- Dayal S, Sahu P, Dua R. Combination of glycolic acid peel and topical 20% azelaic acid cream in melasma patients: efficacy and improvement in quality of life. Journal of cosmetic dermatology. https://www.ncbi.nlm.nih.gov/pubmed/27500896/. Published March 2017.
- Perricone NV, DiNardo JC. Photoprotective and antiinflammatory effects of topical glycolic acid. Dermatologic surgery : official publication for American Society for Dermatologic Surgery [et al.]. https://www.ncbi.nlm.nih.gov/pubmed/8634805. Published May 1996.

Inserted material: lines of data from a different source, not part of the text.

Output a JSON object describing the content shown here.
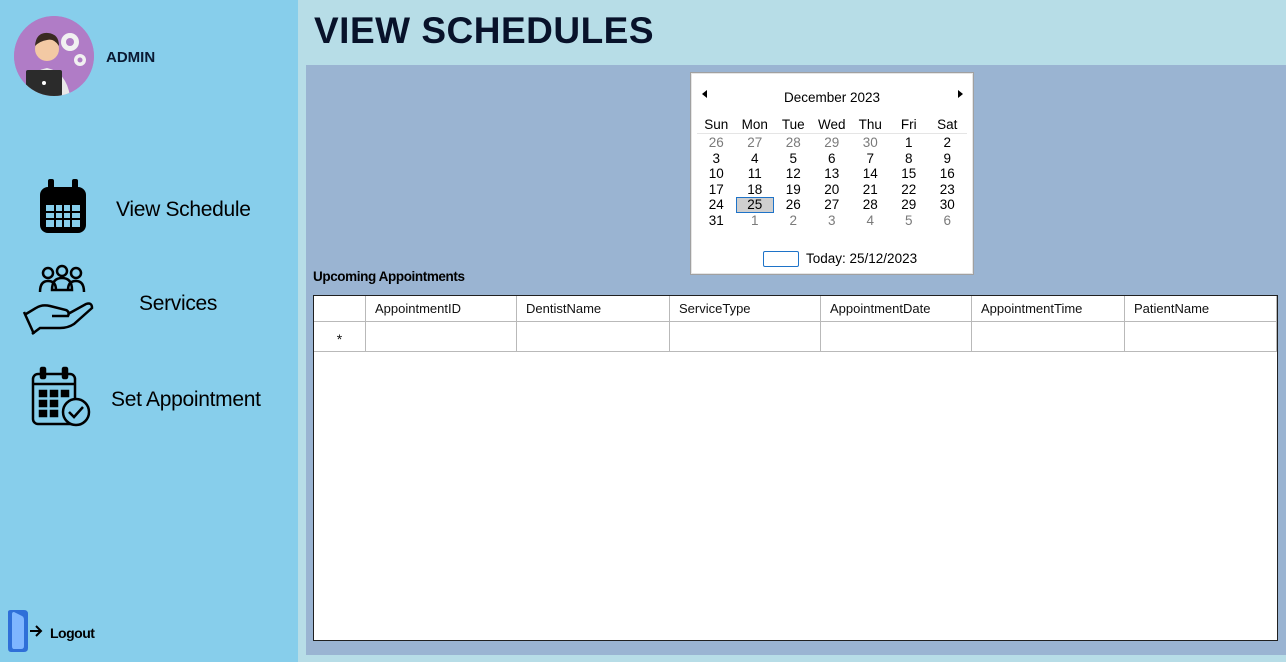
{
  "sidebar": {
    "user_label": "ADMIN",
    "nav": [
      {
        "label": "View Schedule",
        "icon": "calendar-icon"
      },
      {
        "label": "Services",
        "icon": "services-hand-icon"
      },
      {
        "label": "Set Appointment",
        "icon": "calendar-check-icon"
      }
    ],
    "logout_label": "Logout"
  },
  "header": {
    "title": "VIEW SCHEDULES"
  },
  "calendar": {
    "month_label": "December 2023",
    "weekdays": [
      "Sun",
      "Mon",
      "Tue",
      "Wed",
      "Thu",
      "Fri",
      "Sat"
    ],
    "weeks": [
      [
        "26",
        "27",
        "28",
        "29",
        "30",
        "1",
        "2"
      ],
      [
        "3",
        "4",
        "5",
        "6",
        "7",
        "8",
        "9"
      ],
      [
        "10",
        "11",
        "12",
        "13",
        "14",
        "15",
        "16"
      ],
      [
        "17",
        "18",
        "19",
        "20",
        "21",
        "22",
        "23"
      ],
      [
        "24",
        "25",
        "26",
        "27",
        "28",
        "29",
        "30"
      ],
      [
        "31",
        "1",
        "2",
        "3",
        "4",
        "5",
        "6"
      ]
    ],
    "selected_date": "25",
    "today_label": "Today: 25/12/2023"
  },
  "appointments": {
    "section_label": "Upcoming Appointments",
    "columns": [
      "AppointmentID",
      "DentistName",
      "ServiceType",
      "AppointmentDate",
      "AppointmentTime",
      "PatientName"
    ],
    "new_row_marker": "*",
    "rows": []
  },
  "colors": {
    "sidebar_bg": "#87ceeb",
    "header_bg": "#b7dde7",
    "content_bg": "#9ab4d2",
    "selection_border": "#1e73c8"
  }
}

- Sarkar R, Arsiwala S, Dubey N, et al. Chemical Peels in Melasma: A Review with Consensus Recommendations by Indian Pigmentary Expert Group. Indian J Dermatol. 2017;62(6):578‐584. doi:10.4103/ijd.IJD_490_17 https://www.ncbi.nlm.nih.gov/pmc/articles/PMC5724304/

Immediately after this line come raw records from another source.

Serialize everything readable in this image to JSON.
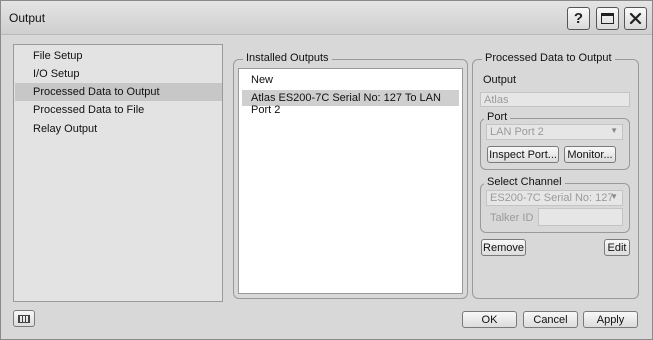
{
  "window": {
    "title": "Output"
  },
  "titlebar": {
    "help_label": "?"
  },
  "nav": {
    "items": [
      {
        "label": "File Setup",
        "selected": false
      },
      {
        "label": "I/O Setup",
        "selected": false
      },
      {
        "label": "Processed Data to Output",
        "selected": true
      },
      {
        "label": "Processed Data to File",
        "selected": false
      },
      {
        "label": "Relay Output",
        "selected": false
      }
    ]
  },
  "installed": {
    "legend": "Installed Outputs",
    "items": [
      {
        "label": "New",
        "selected": false
      },
      {
        "label": "Atlas ES200-7C Serial No: 127 To LAN Port 2",
        "selected": true
      }
    ]
  },
  "processed": {
    "legend": "Processed Data to Output",
    "output_label": "Output",
    "output_value": "Atlas",
    "port": {
      "legend": "Port",
      "selected": "LAN Port 2",
      "inspect_label": "Inspect Port...",
      "monitor_label": "Monitor..."
    },
    "channel": {
      "legend": "Select Channel",
      "selected": "ES200-7C Serial No: 127",
      "talker_label": "Talker ID",
      "talker_value": ""
    },
    "remove_label": "Remove",
    "edit_label": "Edit"
  },
  "footer": {
    "ok_label": "OK",
    "cancel_label": "Cancel",
    "apply_label": "Apply"
  },
  "icons": {
    "help": "help-icon",
    "maximize": "maximize-icon",
    "close": "close-icon",
    "keyboard": "keyboard-icon"
  }
}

About the author
Brandon Kirsch, MD, FAAD, is a board-certified dermatologist specializing in clinical drug development and medical innovation. He is the founder of Kirsch Dermatology in Naples, Florida and is also the Chief of Dermatology at the ...